Eldridge advises trying to build an ongoing relationship with assisted-living staff — learn how things work and who to turn to if there are problems. That makes it easier to find the right help when a tenant needs it.
"A home health nurse might go into the facility and see that something needed to be done differently in the personal care," she offers as an example. "She would grab the closest attendant, say, This is how I want you to do this,’ and then would document that she had trained the facility staff. But all she had trained was an attendant who had failed to tell anyone else.
"We always tried to make sure as the home health agency, if we had to do some training or needed to communicate a change in the patient’s plan of care, that we communicated it to the administrator or the nurse in the facility and that they knew they needed to communicate it to all their staff."
Although communication is essential, Hollister says, facilities recognize that the tenant is in charge of his or her own care. "I think [home health workers] should think of it very much as if they’re with someone in their private home. They hopefully will feel welcomed by the assisted-living owner or manager, but they’re dealing primarily with the resident, not the owner or manager."
Skilled nursing services — and who provides them — can be a tricky issue, with regulations varying widely across the nation. In some states, assisted-living staff have authority to do some occasional procedures. In others, regulations are much tighter. The assisted-living communities Southern Assisted Living operates in the Carolinas generally are staffed by certified nursing aides, Hollister says.
"The director of care is typically an LPN, so we can provide care, but the bulk of our home health is physical therapy for people recuperating from a fall or an accident," he says.
Eldridge, who is based in Arlington, TX, says she sees a range of restrictions on assisted-living staff.

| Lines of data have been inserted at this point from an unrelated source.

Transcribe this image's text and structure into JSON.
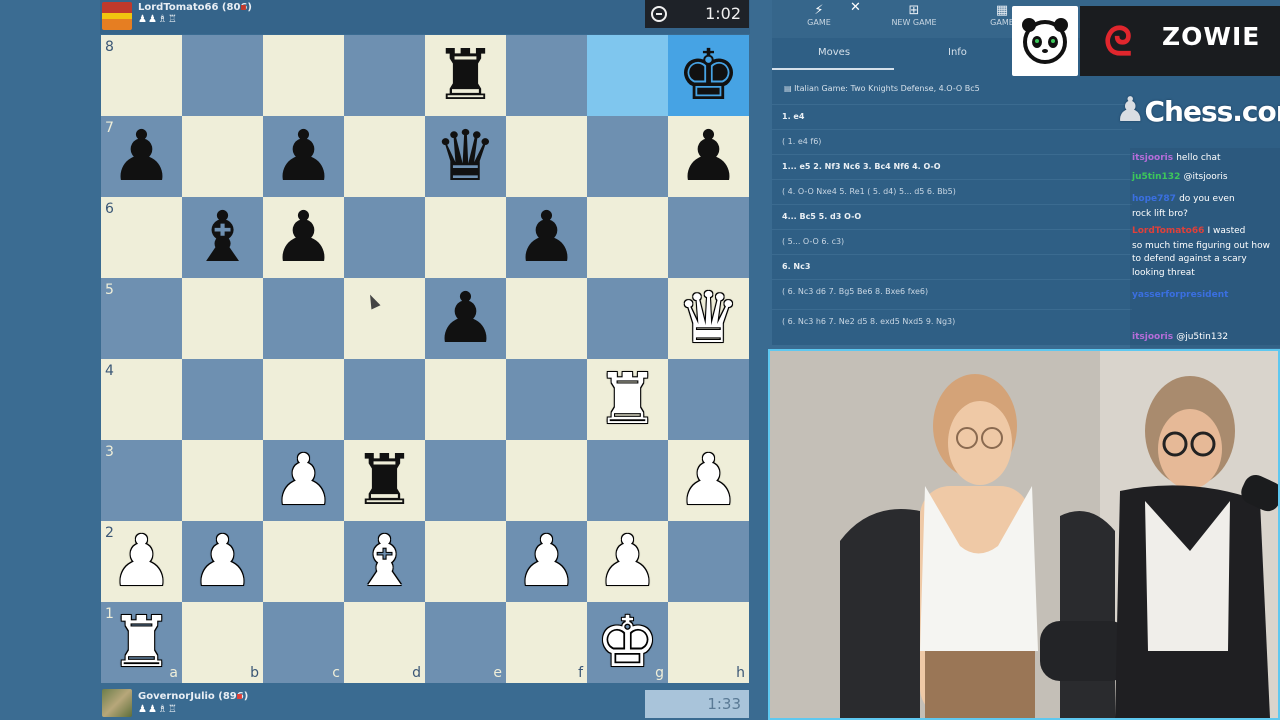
{
  "players": {
    "top": {
      "name": "LordTomato66 (806)",
      "icons": "♟♟♗♖",
      "clock": "1:02"
    },
    "bottom": {
      "name": "GovernorJulio (896)",
      "icons": "♟♟♗♖",
      "clock": "1:33"
    }
  },
  "board": {
    "ranks": [
      "8",
      "7",
      "6",
      "5",
      "4",
      "3",
      "2",
      "1"
    ],
    "files": [
      "a",
      "b",
      "c",
      "d",
      "e",
      "f",
      "g",
      "h"
    ],
    "pieces": {
      "e8": "bR",
      "h8": "bK",
      "a7": "bP",
      "c7": "bP",
      "e7": "bQ",
      "h7": "bP",
      "b6": "bB",
      "c6": "bP",
      "f6": "bP",
      "e5": "bP",
      "h5": "wQ",
      "g4": "wR",
      "c3": "wP",
      "d3": "bR",
      "h3": "wP",
      "a2": "wP",
      "b2": "wP",
      "d2": "wB",
      "f2": "wP",
      "g2": "wP",
      "a1": "wR",
      "g1": "wK"
    },
    "highlighted": [
      "g8",
      "h8"
    ]
  },
  "panel": {
    "tabs": [
      {
        "label": "GAME",
        "icon": "⚡"
      },
      {
        "label": "NEW GAME",
        "icon": "⊞"
      },
      {
        "label": "GAME",
        "icon": "▦"
      }
    ],
    "close": "✕",
    "subtabs": [
      "Moves",
      "Info"
    ],
    "opening": "Italian Game: Two Knights Defense, 4.O-O Bc5",
    "moves": [
      {
        "text": "1. e4",
        "variation": false
      },
      {
        "text": "( 1. e4 f6)",
        "variation": true
      },
      {
        "text": "1... e5 2. Nf3 Nc6 3. Bc4 Nf6 4. O-O",
        "variation": false
      },
      {
        "text": "( 4. O-O Nxe4 5. Re1 ( 5. d4) 5... d5 6. Bb5)",
        "variation": true
      },
      {
        "text": "4... Bc5 5. d3 O-O",
        "variation": false
      },
      {
        "text": "( 5... O-O 6. c3)",
        "variation": true
      },
      {
        "text": "6. Nc3",
        "variation": false
      },
      {
        "text": "( 6. Nc3 d6 7. Bg5 Be6 8. Bxe6 fxe6)",
        "variation": true
      },
      {
        "text": "( 6. Nc3 h6 7. Ne2 d5 8. exd5 Nxd5 9. Ng3)",
        "variation": true
      }
    ]
  },
  "logos": {
    "zowie_mark": "ᘓ",
    "zowie": "ZOWIE",
    "chesscom": "Chess.com",
    "pawn": "♟"
  },
  "chat": [
    {
      "user": "itsjooris",
      "color": "#b56dd9",
      "msg": "hello chat"
    },
    {
      "user": "ju5tin132",
      "color": "#3cc85a",
      "msg": "@itsjooris"
    },
    {
      "user": "hope787",
      "color": "#3a6fe0",
      "msg": "do you even"
    },
    {
      "user": "",
      "color": "#ffffff",
      "msg": "rock lift bro?"
    },
    {
      "user": "LordTomato66",
      "color": "#e0403a",
      "msg": "I wasted"
    },
    {
      "user": "",
      "color": "#ffffff",
      "msg": "so much time figuring out how"
    },
    {
      "user": "",
      "color": "#ffffff",
      "msg": "to defend against a scary"
    },
    {
      "user": "",
      "color": "#ffffff",
      "msg": "looking threat"
    },
    {
      "user": "yasserforpresident",
      "color": "#3a6fe0",
      "msg": ""
    },
    {
      "user": "itsjooris",
      "color": "#b56dd9",
      "msg": "@ju5tin132"
    }
  ],
  "colors": {
    "light": "#efeed9",
    "dark": "#6e90b1",
    "highlight": "#7fc6ee"
  }
}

Home health workers need to understand those restrictions in their own states, so they’ll know when they’re needed. In Indiana, for instance, nurses in assisted-living facilities can help coordinate care and train staff, but they are prohibited by law from giving direct, hands-on care, she says.
"So they’ll call a home health agency and say, We have this tenant who needs this skilled nursing service.’ But they’ll have a lot of home health agencies refuse to come, saying, Well, you have a home health nurse in the building. That means you can provide that service; that means Medi care won’t pay for us to do it.’ They need to understand the rules in their state. Home health agencies need to be real cognizant of what can and can’t be done in assisted-living facilities."
The Assisted Living Federation of America and its state affiliates across the country can be a good source of information about state requirements, Hollister says.
Eldridge says access to home health care is vital for assisted-living tenants, particularly seniors, who want to stay as independent as they can for as long as they can. "It’s absolutely essential. I believe in the combination of the two with all my heart. It’s just very, very important if we’re going to help people stay independent, and age in place. I’m a big home health believer."
• Chris Hollister, MBA, Southern Assisted Living Inc., 10003 Main St., Chapel Hill, NC, 27516. Phone: (919) 932-1015.
• Carole Eldridge, RN, Vice President of Tenant and Health-Related Services for Assisted Living Concepts, 3008 Rush Court, Arlington, TX 76017. Phone: (800) 330-5574. E-mail: email@example.com
• Assisted Living Federation of America, 10300 Easton Place, Suite 400, Fairfax, VA 22030. Phone: (703) 691-8100. Fax: (703) 691-8106.